After addressing purgatory in The Breviloquium, Saint Bonaventure addresses the second of the antecedents to the Last Judgment, "the suffrages of the Church."
What Bonaventure terms suffrages, we might term prayer and sacrifices. These suffrages, he says,
benefit the dead; that is, those offered specifically for the dead, such as Masses, fastings, alms, and other forms of prayer and penance performed for the purpose of facilitating and hastening the expiation of their sins.
These suffrages do not benefit all of the dead, he is clear to remind us. They do not benefit the Saints - those in heaven - because we count upon and beg their prayers for us, and they cannot benefit the souls in hell - those who are "entirely evil." Our suffrages benefit those souls in purgatory, those who are "imperfectly good."
Being of practical minds, we might wonder how much our suffrages benefit those imperfectly good souls. Naturally, Bonaventure anticipates this question. The level of benefit, he says, "depends both upon the degree of merit of the dead and upon the charity of the living, who may apply them to some souls in preference to others, either to alleviate pain or to hasten relief, as divine providence sees fit for each soul's good."
We would do well to recover the practice of offering our prayers, sufferings and sacrifices for the souls in purgatory, asking God to more swiftly cleanse them that might, as Bonaventure says, "fly out at once and [be] introduced into the glory of paradise."
Now we must consider why our suffrages can benefit those in purgatory. Recalling, again, that God is supremely good, "and hence supremely severe against evil, [God] must display a corresponding supreme sweetness toward good." It is because God is that which is Good that our suffrages are beneficial to those who are suffering. He says:
Therefore, while the just in whom there remains some guilt of sin must be cleansed by the pain of purgatory after this life because of the severity of justice, they must also be lifted up and given assistance and comfort because of the sweetness of mercy; all the more so as they are in a state of pain and can no longer help themselves through good works and merits. Hence it was befitting for divine providence to dispose that suffrages be offered for them by those who could still do so; without, however, impairing the rectitude of justice, from which even the sweetness of divine mercy may not and cannot derogate or separate itself in any way.

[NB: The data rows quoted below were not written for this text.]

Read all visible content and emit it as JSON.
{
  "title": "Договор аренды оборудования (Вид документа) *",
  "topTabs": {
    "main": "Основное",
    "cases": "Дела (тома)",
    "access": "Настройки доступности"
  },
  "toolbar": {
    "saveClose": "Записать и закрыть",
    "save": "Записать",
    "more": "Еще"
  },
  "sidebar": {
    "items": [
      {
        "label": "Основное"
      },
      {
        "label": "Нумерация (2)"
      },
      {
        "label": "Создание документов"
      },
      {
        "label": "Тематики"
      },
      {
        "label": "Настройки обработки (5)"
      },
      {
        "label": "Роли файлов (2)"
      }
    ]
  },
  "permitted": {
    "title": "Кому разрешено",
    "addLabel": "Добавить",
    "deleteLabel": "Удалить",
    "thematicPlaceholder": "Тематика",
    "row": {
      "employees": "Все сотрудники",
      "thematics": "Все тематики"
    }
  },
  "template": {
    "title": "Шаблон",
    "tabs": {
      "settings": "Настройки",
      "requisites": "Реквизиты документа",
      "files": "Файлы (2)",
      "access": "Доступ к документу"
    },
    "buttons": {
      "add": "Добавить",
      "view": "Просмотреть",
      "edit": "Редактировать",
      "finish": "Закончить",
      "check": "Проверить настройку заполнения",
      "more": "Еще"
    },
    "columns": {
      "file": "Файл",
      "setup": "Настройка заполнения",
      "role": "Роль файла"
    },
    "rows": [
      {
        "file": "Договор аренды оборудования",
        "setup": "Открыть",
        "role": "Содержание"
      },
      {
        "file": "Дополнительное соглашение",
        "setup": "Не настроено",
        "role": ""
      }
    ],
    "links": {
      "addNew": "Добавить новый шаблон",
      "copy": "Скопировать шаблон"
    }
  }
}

Here, Bonaventure brilliantly balances, as it were, the divine justice and the divine mercy.
The Seraphic Doctor notes that rightness of God's justice "respects the honor of God, the government of the universe, and the fact of individual merit." Why must these aspects of God's justice be preserved?
First, he says, the honor of God must be respected and honored, which "requires the performance of works of reparation and penance to atone to Him for sins; therefore," he says, "suffrages are to be offered through such acts as best render satisfaction and repay honor to God." Such acts include fasting, prayer, the giving of alms, and the Holy Mass, "which is the best way of rendering due honor to God."

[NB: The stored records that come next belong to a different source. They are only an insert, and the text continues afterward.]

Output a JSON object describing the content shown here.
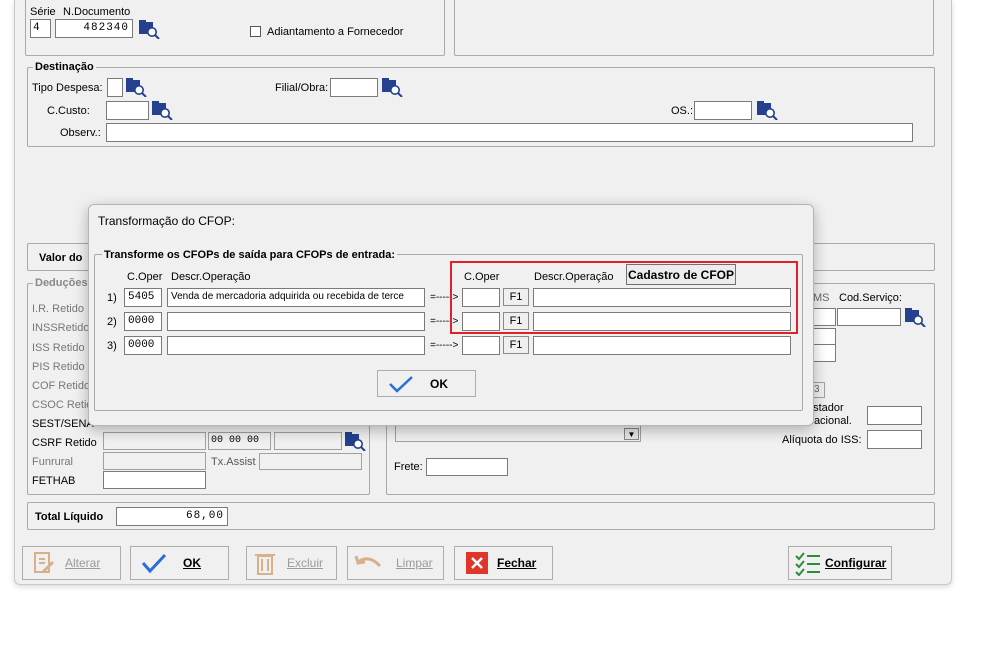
{
  "header": {
    "serie_label": "Série",
    "serie_value": "4",
    "ndoc_label": "N.Documento",
    "ndoc_value": "482340",
    "adiantamento_label": "Adiantamento a Fornecedor"
  },
  "destinacao": {
    "title": "Destinação",
    "tipo_despesa_label": "Tipo Despesa:",
    "filial_label": "Filial/Obra:",
    "ccusto_label": "C.Custo:",
    "os_label": "OS.:",
    "observ_label": "Observ.:"
  },
  "valor_title": "Valor do",
  "deducoes": {
    "title": "Deduções",
    "rows": [
      "I.R. Retido",
      "INSSRetido",
      "ISS Retido",
      "PIS Retido",
      "COF Retido",
      "CSOC Retido",
      "SEST/SENA",
      "CSRF Retido",
      "Funrural",
      "FETHAB"
    ],
    "time_value": "00 00 00",
    "tx_assist_label": "Tx.Assist"
  },
  "right_panel": {
    "ms_label": "MS",
    "cod_servico_label": "Cod.Serviço:",
    "prestador_label": "estador",
    "nacional_label": "Nacional.",
    "aliquota_label": "Alíquota do ISS:",
    "frete_label": "Frete:",
    "partial_value": "3"
  },
  "total": {
    "label": "Total Líquido",
    "value": "68,00"
  },
  "toolbar": {
    "alterar": "Alterar",
    "ok": "OK",
    "excluir": "Excluir",
    "limpar": "Limpar",
    "fechar": "Fechar",
    "configurar": "Configurar"
  },
  "dialog": {
    "title": "Transformação do CFOP:",
    "group_title": "Transforme os CFOPs de saída para CFOPs de entrada:",
    "col_coper": "C.Oper",
    "col_descr": "Descr.Operação",
    "col_coper_right": "C.Oper",
    "col_descr_right": "Descr.Operação",
    "cadastro_button": "Cadastro de CFOP",
    "arrow_text": "=----->",
    "f1_label": "F1",
    "ok_label": "OK",
    "rows": [
      {
        "num": "1)",
        "coper": "5405",
        "descr": "Venda de mercadoria adquirida ou recebida de terce",
        "coper_in": "",
        "descr_in": ""
      },
      {
        "num": "2)",
        "coper": "0000",
        "descr": "",
        "coper_in": "",
        "descr_in": ""
      },
      {
        "num": "3)",
        "coper": "0000",
        "descr": "",
        "coper_in": "",
        "descr_in": ""
      }
    ]
  },
  "colors": {
    "highlight": "#e0202a",
    "accent": "#2a6fd6",
    "fechar_red": "#e0352b",
    "configurar_green": "#2e8b3a"
  }
}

On a curious note, following Pope Saint Gregory, Saint Bonaventure makes these words of Saint Augustine his own: "the pomp of funeral processions, a costly tomb, solemn burial rites, are rather a solace for the living than a help to the dead." As such, these, says Bonaventure, do not count as suffrages.
Returning, then, to the divine justice, Bonaventure uses the analogy of the body to discuss the preservation of the order of the universe. Our suffrages cannot benefit those in hell because "these are completely separated from the mystical body of Christ." Consequently, "no spiritual effect can reach them, or be of any use to them, any more than the head can have an effect upon members severed from the body."
Likewise, our suffrages cannot benefit the souls in heaven because they "are at the summit and therefore cannot possibly rise any higher." It is, rather, the prayers of the Saints that are beneficial to us.
But whereas our suffrages do not benefit those in heaven or in hell, they do benefit those in purgatory because,
by the fact of suffering without being able to help themselves, they are inferior to the living; but in terms of justice, they are linked to the other members of the Church, so that the merits of the Church may rightly be applied to them. Lastly, the justice of God requires that the consideration of individual merit.
"Therefore," teaches Saint Bonaventure, "such suffrages as are offered for the dead in general, although they are effectivefor all good souls, each in his own measure, convey a greater effect in regard to those who during their life more richly deserved to be affected and assisted by them."
This is not to say that our suffrages do not benefit those who are less worthy of them, but they will rather need more suffrages offered on their behalf. For this reason, we would do well to strive to live as holy a life as possibly while we still may.
Tomorrow we will consider the consuming fire.